Spicy Steamed Clams With Tomato And Cilantro
by Sara Tamayo
An important step in cooking with clams comes before the actual food preparation itself begins. Before anything else happens with clams you have to get rid of the grit. Many times the grit is found both on the inside and the outside of the clams, but it has to all be cleaned off in any case.
The easiest way is to soak the clams in salt water. Make the saltwater by mixing a cup of salt into about three quarts of cold water. Then add the clams and soak for at least a couple of hours or even overnight in the refrigerator. After soaking, scrub the clams well before cooking. Remember that these are still alive so handle gently. If any are cracked or broken, discard.

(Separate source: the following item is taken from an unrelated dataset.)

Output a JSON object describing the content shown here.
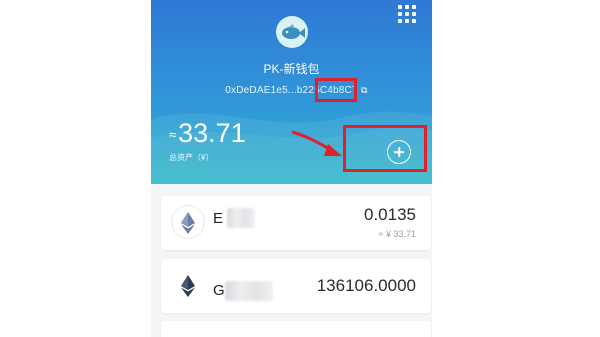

Steaming is one of the easiest ways of cooking clams, as well as the tastiest, perhaps. You can flavor the liquid with herbs, garlic, and shallots, which can then provide a base for soups, or reduce and thicken it to serve as a sauce.
The following recipe is good for four first-course servings of clams:
1 cup Tamayo Chardonnay
2 teaspoons chopped garlic
2 teaspoons dried red pepper flakes
2 dozen littleneck clams
2 green onions
2 tablespoons cilantro
2 tablespoons butter
Mix the wine, garlic, and red pepper together in a six quart pot with a tight-fitting lid.
Bring to a simmer.
Add clams, cover, and allow to simmer 10-15 minutes, until all the clams have opened. Discard any that are not open.
Scoop the clams into a bowl and keep warm.
If the liquid is sandy, pour slowly into another pot, leaving the sand behind. Or you can strain the liquid through a cheesecloth.
Reduce the sauce by boiling for a couple of minutes.
Whisk in 2 tablespoons of cold butter to thicken slightly
Chop two tomatoes, two green onions, the cilantro, and sprinkle over the clams.
Pour the broth over the top of the clams.
Serve this with lots of crusty French bread to soak up the broth. I like pairing this with the Tamayo Chardonnay. The slight fruitiness balances well with the spice of the red pepper.
Back to the Recipes